I remember that three decades ago, my wife Sin Joan Yee and three sons (Siddhartha Weih-jen, Sugata Weih-men and Amitaabh Weih-len) took on more than their fair share of the burdens of a young family, while I was struggling in Fiji, to complete the original thesis. I will always owe a debt to my parents, Maniben and Narsey Bhai Dullabh, who sacrificed much for their children’s education.
I remember my good Fijian friend, the late Nand Kisor Chetty, who used to vainly pester me to publish my book. I thank Dr Kurt Schuler (Senior Fellow at the NY Centre for Financial Stability and a currency board scholar) for his recent encouragement to publish my thesis which he read twenty years ago.

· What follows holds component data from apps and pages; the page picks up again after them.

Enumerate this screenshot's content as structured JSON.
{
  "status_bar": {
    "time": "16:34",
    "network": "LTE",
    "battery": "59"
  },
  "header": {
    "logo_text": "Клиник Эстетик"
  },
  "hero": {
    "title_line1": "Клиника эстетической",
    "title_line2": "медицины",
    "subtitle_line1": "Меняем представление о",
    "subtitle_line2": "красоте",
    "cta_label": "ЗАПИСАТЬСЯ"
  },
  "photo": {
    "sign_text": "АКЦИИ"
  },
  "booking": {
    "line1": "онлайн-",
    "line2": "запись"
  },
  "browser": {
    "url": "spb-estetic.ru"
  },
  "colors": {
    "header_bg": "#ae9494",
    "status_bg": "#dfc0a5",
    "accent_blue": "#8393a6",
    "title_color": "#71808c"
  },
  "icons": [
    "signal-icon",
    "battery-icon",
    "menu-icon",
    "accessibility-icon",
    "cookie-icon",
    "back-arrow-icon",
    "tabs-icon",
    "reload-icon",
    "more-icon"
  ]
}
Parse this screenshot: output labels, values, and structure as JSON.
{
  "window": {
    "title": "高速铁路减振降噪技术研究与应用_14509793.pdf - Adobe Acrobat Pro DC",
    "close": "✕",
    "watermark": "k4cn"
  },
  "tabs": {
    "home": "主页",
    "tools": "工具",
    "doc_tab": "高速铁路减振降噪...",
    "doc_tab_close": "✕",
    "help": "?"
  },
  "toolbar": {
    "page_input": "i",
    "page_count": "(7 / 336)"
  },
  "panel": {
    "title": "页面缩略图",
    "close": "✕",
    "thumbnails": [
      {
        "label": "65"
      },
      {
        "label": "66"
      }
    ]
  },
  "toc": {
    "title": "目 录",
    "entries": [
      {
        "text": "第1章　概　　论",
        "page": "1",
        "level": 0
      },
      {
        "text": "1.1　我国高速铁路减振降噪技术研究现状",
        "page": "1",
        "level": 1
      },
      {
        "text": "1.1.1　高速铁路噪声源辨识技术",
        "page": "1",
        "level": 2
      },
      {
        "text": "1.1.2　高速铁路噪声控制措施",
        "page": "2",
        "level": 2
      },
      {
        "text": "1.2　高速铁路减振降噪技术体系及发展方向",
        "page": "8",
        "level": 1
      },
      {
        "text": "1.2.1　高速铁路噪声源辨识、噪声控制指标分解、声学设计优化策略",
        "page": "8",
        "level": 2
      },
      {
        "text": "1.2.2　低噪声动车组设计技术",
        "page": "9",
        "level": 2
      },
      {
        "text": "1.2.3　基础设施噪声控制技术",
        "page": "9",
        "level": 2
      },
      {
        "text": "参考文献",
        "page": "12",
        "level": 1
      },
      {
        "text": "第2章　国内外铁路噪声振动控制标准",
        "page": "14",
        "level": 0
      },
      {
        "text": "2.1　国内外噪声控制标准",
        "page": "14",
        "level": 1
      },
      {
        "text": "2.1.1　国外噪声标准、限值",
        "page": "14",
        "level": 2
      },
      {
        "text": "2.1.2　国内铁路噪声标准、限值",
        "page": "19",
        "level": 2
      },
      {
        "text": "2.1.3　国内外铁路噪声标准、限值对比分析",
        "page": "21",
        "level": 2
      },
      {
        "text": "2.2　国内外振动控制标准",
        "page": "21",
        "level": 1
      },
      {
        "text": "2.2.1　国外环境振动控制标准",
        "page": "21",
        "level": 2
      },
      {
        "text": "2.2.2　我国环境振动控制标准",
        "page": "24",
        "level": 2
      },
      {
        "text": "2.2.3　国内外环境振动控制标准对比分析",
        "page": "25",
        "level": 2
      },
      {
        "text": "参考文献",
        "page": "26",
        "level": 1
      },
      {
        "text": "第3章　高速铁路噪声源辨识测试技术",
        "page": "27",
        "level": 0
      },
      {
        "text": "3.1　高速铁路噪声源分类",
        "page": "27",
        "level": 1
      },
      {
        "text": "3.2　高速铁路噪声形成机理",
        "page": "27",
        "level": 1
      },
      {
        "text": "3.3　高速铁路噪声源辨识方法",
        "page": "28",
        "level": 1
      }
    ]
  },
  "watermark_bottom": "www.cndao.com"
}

I dedicate this book to five individuals. The first two are Poet Laureates John Masefield (“A University, Splendid, Beautiful and Enduring”) and Poet Laureate Rabindranath Tagore (“Where the mind is without fear”). Their words guided me for decades while teaching at The University of the South Pacific. The third was much more than a mere economist: B. R. Ambedkar, was one of the authors of the Indian constitution and more importantly became a heroic leader of the ‘untouchables’ in India, where universities are named after him. The fourth is Aung Sang Suu Kyi, Burmese freedom fighter who after decades of struggling on (“one has no right to hope without endeavor”) has finally won the elections in Myanmar and will assume government in April 2016.
The fifth dedication is to my wife, Sin Joan Yee, who for decades has stoically put up with all the social fall-out resulting from my free economic, political and social commentaries, not easy in a small society like Fiji where she also has led her own independent professional and public life.
Adjunct Professor, The Cairns Institute, James Cook University, Australia
Adjunct Professor, Swinburne University, Australia
Former Professor of Economics, University of the South Pacific